Okay, so it’s hard to know if a battle should be celebrated, exactly. Commemorated, perhaps? But it’s been 945 years since a Norman duke landed in Hastings, England and succeeded, through a variety of means both brutal and practical, in making himself king. Good ole 1066.
Until I started writing and researching my current series, I don’t think I had really considered the place of this particular battle in world history. It’s not just about regime change in England–it also gave us parkland (for the king’s hunting–but it’s still there, not turned into firewood and ship timbers) and the Domesday book as the new monarch tried to figure out exactly what he’d got and who owned what (so they could be properly taxed and give their feudal due).
It also brought us, a couple of centuries later, the Hundred Years’ War. Huh? Well, because William was Duke of Normandy (and thus a vassal of the king of France), the Battle of Hastings resulted in the peculiar situation of one king owing feudal duties to another. The situation gets compounded over a series of marriages which transfer additional lands in France to the English monarchy, and the occasional French king who rather wanted to tweak the English king (by then the king of a larger Britain) by calling him into court like any other vassal.

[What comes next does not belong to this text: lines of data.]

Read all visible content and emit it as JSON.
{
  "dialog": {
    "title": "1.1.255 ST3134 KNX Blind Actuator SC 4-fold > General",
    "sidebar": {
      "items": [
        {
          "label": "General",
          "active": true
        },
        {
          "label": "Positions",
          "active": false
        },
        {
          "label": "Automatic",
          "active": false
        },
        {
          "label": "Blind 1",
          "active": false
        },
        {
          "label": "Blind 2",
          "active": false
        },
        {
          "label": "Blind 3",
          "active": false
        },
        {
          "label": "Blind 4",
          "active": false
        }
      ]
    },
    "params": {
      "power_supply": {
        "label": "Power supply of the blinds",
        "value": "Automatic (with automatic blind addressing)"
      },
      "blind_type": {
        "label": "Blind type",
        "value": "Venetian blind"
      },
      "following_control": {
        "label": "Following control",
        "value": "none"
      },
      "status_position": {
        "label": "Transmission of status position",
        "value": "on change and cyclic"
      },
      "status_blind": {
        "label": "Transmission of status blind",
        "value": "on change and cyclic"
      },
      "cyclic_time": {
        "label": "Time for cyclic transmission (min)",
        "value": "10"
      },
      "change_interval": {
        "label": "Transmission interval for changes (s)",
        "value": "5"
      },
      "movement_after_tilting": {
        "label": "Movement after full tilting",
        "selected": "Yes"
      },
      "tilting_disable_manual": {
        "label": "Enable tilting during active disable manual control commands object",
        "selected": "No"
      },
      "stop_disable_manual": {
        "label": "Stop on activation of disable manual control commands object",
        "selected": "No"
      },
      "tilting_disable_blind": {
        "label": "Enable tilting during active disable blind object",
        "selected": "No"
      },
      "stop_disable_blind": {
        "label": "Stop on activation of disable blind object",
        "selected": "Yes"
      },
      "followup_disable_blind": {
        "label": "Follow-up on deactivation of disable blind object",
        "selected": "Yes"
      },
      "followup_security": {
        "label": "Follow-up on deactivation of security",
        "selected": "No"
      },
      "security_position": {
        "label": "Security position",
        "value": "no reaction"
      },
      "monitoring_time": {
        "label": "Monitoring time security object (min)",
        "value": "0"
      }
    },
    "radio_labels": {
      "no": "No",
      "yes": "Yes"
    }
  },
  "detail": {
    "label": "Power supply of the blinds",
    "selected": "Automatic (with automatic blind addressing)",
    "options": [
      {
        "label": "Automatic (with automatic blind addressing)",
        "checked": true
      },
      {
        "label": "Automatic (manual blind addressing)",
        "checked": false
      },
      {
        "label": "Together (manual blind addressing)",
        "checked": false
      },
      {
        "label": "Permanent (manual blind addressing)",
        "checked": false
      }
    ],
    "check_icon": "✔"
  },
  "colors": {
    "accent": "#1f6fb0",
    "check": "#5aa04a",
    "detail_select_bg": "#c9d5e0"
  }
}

So once Edward III thought he could claim the French throne himself and get the whole thing settled, he went for it. As they say, chaos ensues. . .